WHO voices concern over spread of disease in Gaza

Palestinians fleeing north Gaza move southward, in the central Gaza Strip

GENEVA (Reuters) -The World Health Organization said on Friday it was very worried about the spread of disease in Gaza as weeks of Israeli bombardments have led to the population crowding into shelters with scarce food and clean water.

"We are extremely concerned about the spread of disease when the winter season arrives," said Richard Peeperkorn, WHO Representative in the Occupied Palestinian Territory.

He said that more than 70,000 cases of acute respiratory infections and over 44,000 cases of diarrhoea had been recorded, figures higher significantly higher than expected.
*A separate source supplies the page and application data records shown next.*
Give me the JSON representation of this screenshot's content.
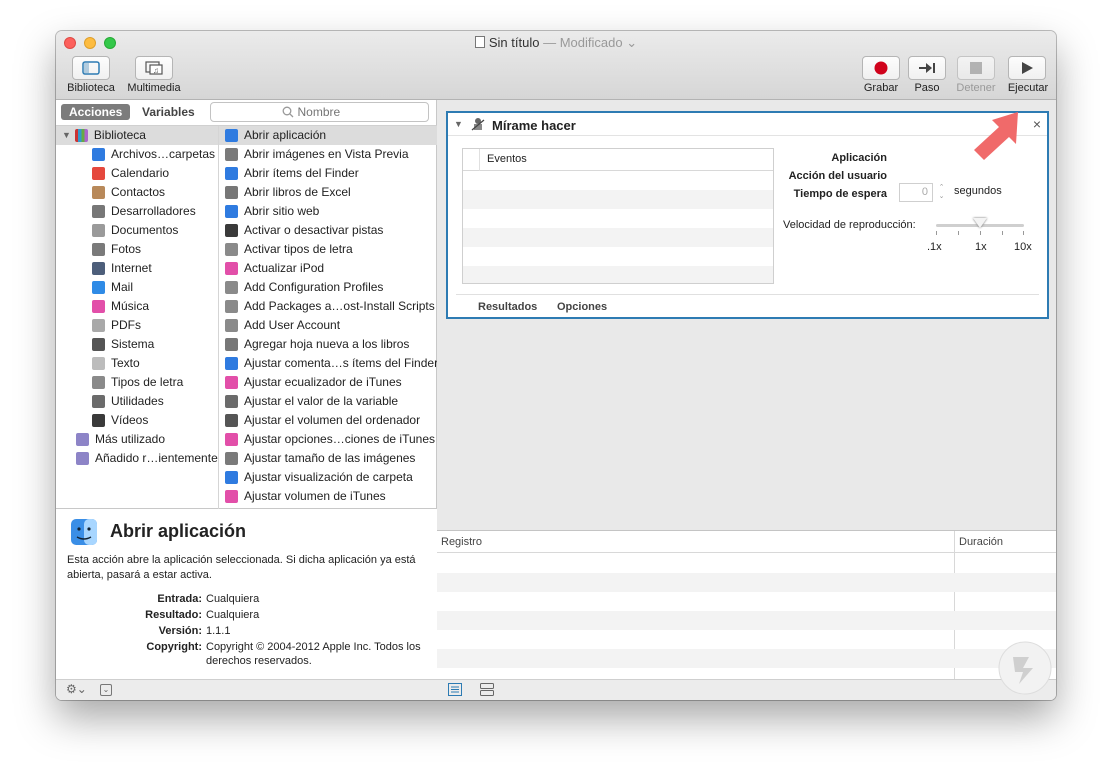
{
  "window": {
    "title": "Sin título",
    "modified": "— Modificado"
  },
  "toolbar": {
    "library_label": "Biblioteca",
    "media_label": "Multimedia",
    "record_label": "Grabar",
    "step_label": "Paso",
    "stop_label": "Detener",
    "run_label": "Ejecutar"
  },
  "sidebar": {
    "tab_actions": "Acciones",
    "tab_variables": "Variables",
    "search_placeholder": "Nombre",
    "library_root": "Biblioteca",
    "library_items": [
      {
        "label": "Archivos…carpetas",
        "icon": "finder-icon",
        "color": "#2f7be0"
      },
      {
        "label": "Calendario",
        "icon": "calendar-icon",
        "color": "#e5483d"
      },
      {
        "label": "Contactos",
        "icon": "contacts-icon",
        "color": "#b8895a"
      },
      {
        "label": "Desarrolladores",
        "icon": "tools-icon",
        "color": "#777777"
      },
      {
        "label": "Documentos",
        "icon": "document-icon",
        "color": "#9a9a9a"
      },
      {
        "label": "Fotos",
        "icon": "photos-icon",
        "color": "#7a7a7a"
      },
      {
        "label": "Internet",
        "icon": "globe-icon",
        "color": "#4d5e7a"
      },
      {
        "label": "Mail",
        "icon": "mail-icon",
        "color": "#2f8be6"
      },
      {
        "label": "Música",
        "icon": "music-icon",
        "color": "#e24fa9"
      },
      {
        "label": "PDFs",
        "icon": "pdf-icon",
        "color": "#a9a9a9"
      },
      {
        "label": "Sistema",
        "icon": "system-icon",
        "color": "#555555"
      },
      {
        "label": "Texto",
        "icon": "text-icon",
        "color": "#bcbcbc"
      },
      {
        "label": "Tipos de letra",
        "icon": "font-icon",
        "color": "#8a8a8a"
      },
      {
        "label": "Utilidades",
        "icon": "utilities-icon",
        "color": "#6b6b6b"
      },
      {
        "label": "Vídeos",
        "icon": "video-icon",
        "color": "#3a3a3a"
      }
    ],
    "smart_groups": [
      {
        "label": "Más utilizado",
        "icon": "folder-icon",
        "color": "#8d84c7"
      },
      {
        "label": "Añadido r…ientemente",
        "icon": "folder-icon",
        "color": "#8d84c7"
      }
    ],
    "actions": [
      {
        "label": "Abrir aplicación",
        "icon": "finder-icon",
        "color": "#2f7be0"
      },
      {
        "label": "Abrir imágenes en Vista Previa",
        "icon": "preview-icon",
        "color": "#7a7a7a"
      },
      {
        "label": "Abrir ítems del Finder",
        "icon": "finder-icon",
        "color": "#2f7be0"
      },
      {
        "label": "Abrir libros de Excel",
        "icon": "tools-icon",
        "color": "#777777"
      },
      {
        "label": "Abrir sitio web",
        "icon": "safari-icon",
        "color": "#2f7be0"
      },
      {
        "label": "Activar o desactivar pistas",
        "icon": "quicktime-icon",
        "color": "#3a3a3a"
      },
      {
        "label": "Activar tipos de letra",
        "icon": "font-icon",
        "color": "#8a8a8a"
      },
      {
        "label": "Actualizar iPod",
        "icon": "itunes-icon",
        "color": "#e24fa9"
      },
      {
        "label": "Add Configuration Profiles",
        "icon": "automator-icon",
        "color": "#8a8a8a"
      },
      {
        "label": "Add Packages a…ost-Install Scripts",
        "icon": "automator-icon",
        "color": "#8a8a8a"
      },
      {
        "label": "Add User Account",
        "icon": "automator-icon",
        "color": "#8a8a8a"
      },
      {
        "label": "Agregar hoja nueva a los libros",
        "icon": "tools-icon",
        "color": "#777777"
      },
      {
        "label": "Ajustar comenta…s ítems del Finder",
        "icon": "finder-icon",
        "color": "#2f7be0"
      },
      {
        "label": "Ajustar ecualizador de iTunes",
        "icon": "itunes-icon",
        "color": "#e24fa9"
      },
      {
        "label": "Ajustar el valor de la variable",
        "icon": "automator-icon",
        "color": "#6b6b6b"
      },
      {
        "label": "Ajustar el volumen del ordenador",
        "icon": "system-icon",
        "color": "#555555"
      },
      {
        "label": "Ajustar opciones…ciones de iTunes",
        "icon": "itunes-icon",
        "color": "#e24fa9"
      },
      {
        "label": "Ajustar tamaño de las imágenes",
        "icon": "preview-icon",
        "color": "#7a7a7a"
      },
      {
        "label": "Ajustar visualización de carpeta",
        "icon": "finder-icon",
        "color": "#2f7be0"
      },
      {
        "label": "Ajustar volumen de iTunes",
        "icon": "itunes-icon",
        "color": "#e24fa9"
      }
    ]
  },
  "description": {
    "title": "Abrir aplicación",
    "text": "Esta acción abre la aplicación seleccionada. Si dicha aplicación ya está abierta, pasará a estar activa.",
    "input_label": "Entrada:",
    "input_value": "Cualquiera",
    "result_label": "Resultado:",
    "result_value": "Cualquiera",
    "version_label": "Versión:",
    "version_value": "1.1.1",
    "copyright_label": "Copyright:",
    "copyright_value": "Copyright © 2004-2012 Apple Inc. Todos los derechos reservados."
  },
  "workflow": {
    "action_title": "Mírame hacer",
    "events_header": "Eventos",
    "app_label": "Aplicación",
    "user_action_label": "Acción del usuario",
    "wait_label": "Tiempo de espera",
    "wait_value": "0",
    "seconds_label": "segundos",
    "speed_label": "Velocidad de reproducción:",
    "speed_value": 0.5,
    "speed_ticks": [
      ".1x",
      "1x",
      "10x"
    ],
    "results_tab": "Resultados",
    "options_tab": "Opciones",
    "close_symbol": "×"
  },
  "log": {
    "col_log": "Registro",
    "col_duration": "Duración"
  },
  "colors": {
    "accent": "#2d7bb3",
    "record": "#d0021b",
    "callout": "#f06a6a"
  }
}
WHO has previously warned of "worrying trends" in the spread of disease in Gaza, where bombardments and a ground offensive have disrupted the health system, access to clean water and caused people to crowd into shelters.

The start of the rainy season and the possibility of flooding has also increased fears that the densely populated enclave's sewage system will be overwhelmed and disease will spread.

The absence of fuel already has forced the shutdown of sewage pumping stations and desalination plants, increasing the risk of water contamination and the outbreak of disease.

The United Nations Office for the Coordination of Humanitarian Affairs (OCHA) said on Friday that about 813,000 internally displaced people are staying in at least 154 shelters run by UNRWA, the U.N. Palestinian refugee agency.

"Overcrowding is leading to the spread of disease, including acute respiratory illness and diarrhea, raising environmental and health concerns," OCHA warned.

(Reporting by Gabrielle Tétrault-Farber; Editing by Madeline Chambers and Hugh Lawson)